Patient outcomes after hospitalisation with COVID-19 and implications for follow-up: results from a prospective UK cohort

David T Arnold, Fergus W Hamilton, Alice Milne, Anna J Morley, Jason Viner, Marie Attwood, Alan Noel, Samuel Gunning, Jessica Hatrick, Sassa Hamilton, Karen T Elvers, Catherine Hyams, Anna Bibby, Ed Moran, Huzaifa I Adamali, James William Dodd, Nicholas A Maskell, Shaney L Barratt

Research output: Contribution to journalArticle (Academic Journal)peer-review

17 Downloads (Pure)

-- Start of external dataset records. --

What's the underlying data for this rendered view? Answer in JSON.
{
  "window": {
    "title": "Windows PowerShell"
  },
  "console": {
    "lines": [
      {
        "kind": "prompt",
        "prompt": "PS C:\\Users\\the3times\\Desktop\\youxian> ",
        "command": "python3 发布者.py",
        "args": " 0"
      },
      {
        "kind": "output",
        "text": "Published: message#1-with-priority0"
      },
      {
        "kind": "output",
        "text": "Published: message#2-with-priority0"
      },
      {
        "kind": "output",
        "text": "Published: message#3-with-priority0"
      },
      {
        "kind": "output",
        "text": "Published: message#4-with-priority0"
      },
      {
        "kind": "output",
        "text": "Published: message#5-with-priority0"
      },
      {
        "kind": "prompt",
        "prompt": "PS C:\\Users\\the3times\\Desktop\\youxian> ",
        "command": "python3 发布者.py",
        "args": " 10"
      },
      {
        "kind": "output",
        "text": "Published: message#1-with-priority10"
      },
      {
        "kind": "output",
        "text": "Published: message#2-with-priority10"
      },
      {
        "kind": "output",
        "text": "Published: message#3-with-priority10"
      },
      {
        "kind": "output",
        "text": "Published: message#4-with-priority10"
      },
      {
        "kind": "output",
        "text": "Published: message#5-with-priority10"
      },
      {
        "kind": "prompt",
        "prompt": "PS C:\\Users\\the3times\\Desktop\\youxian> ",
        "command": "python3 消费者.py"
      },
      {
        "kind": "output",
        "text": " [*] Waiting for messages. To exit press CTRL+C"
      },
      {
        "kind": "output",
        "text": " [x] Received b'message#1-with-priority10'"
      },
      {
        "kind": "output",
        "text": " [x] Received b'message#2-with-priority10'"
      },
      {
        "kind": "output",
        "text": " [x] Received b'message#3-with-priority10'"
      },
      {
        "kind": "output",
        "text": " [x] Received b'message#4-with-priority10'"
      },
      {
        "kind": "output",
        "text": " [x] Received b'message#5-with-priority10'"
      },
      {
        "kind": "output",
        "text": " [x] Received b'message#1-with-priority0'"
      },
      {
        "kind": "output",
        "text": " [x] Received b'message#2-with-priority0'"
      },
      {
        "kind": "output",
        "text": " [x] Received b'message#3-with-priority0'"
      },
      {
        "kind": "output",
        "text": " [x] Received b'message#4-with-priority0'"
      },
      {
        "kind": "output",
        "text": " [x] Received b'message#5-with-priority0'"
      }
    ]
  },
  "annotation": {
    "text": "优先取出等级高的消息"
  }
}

The longer-term consequences of SARS-CoV-2 infection are uncertain. Consecutive patients hospitalised with COVID-19 were prospectively recruited to this observational study (n=163). At 8-12 weeks postadmission, survivors were invited to a systematic clinical follow-up. Of 131 participants, 110 attended the follow-up clinic. Most (74%) had persistent symptoms (notably breathlessness and excessive fatigue) and limitations in reported physical ability. However, clinically significant abnormalities in chest radiograph, exercise tests, blood tests and spirometry were less frequent (35%), especially in patients not requiring supplementary oxygen during their acute infection (7%). Results suggest that a holistic approach focusing on rehabilitation and general well-being is paramount.

Original languageEnglish
Number of pages4
Early online date3 Dec 2020
Publication statusE-pub ahead of print - 3 Dec 2020

Cite this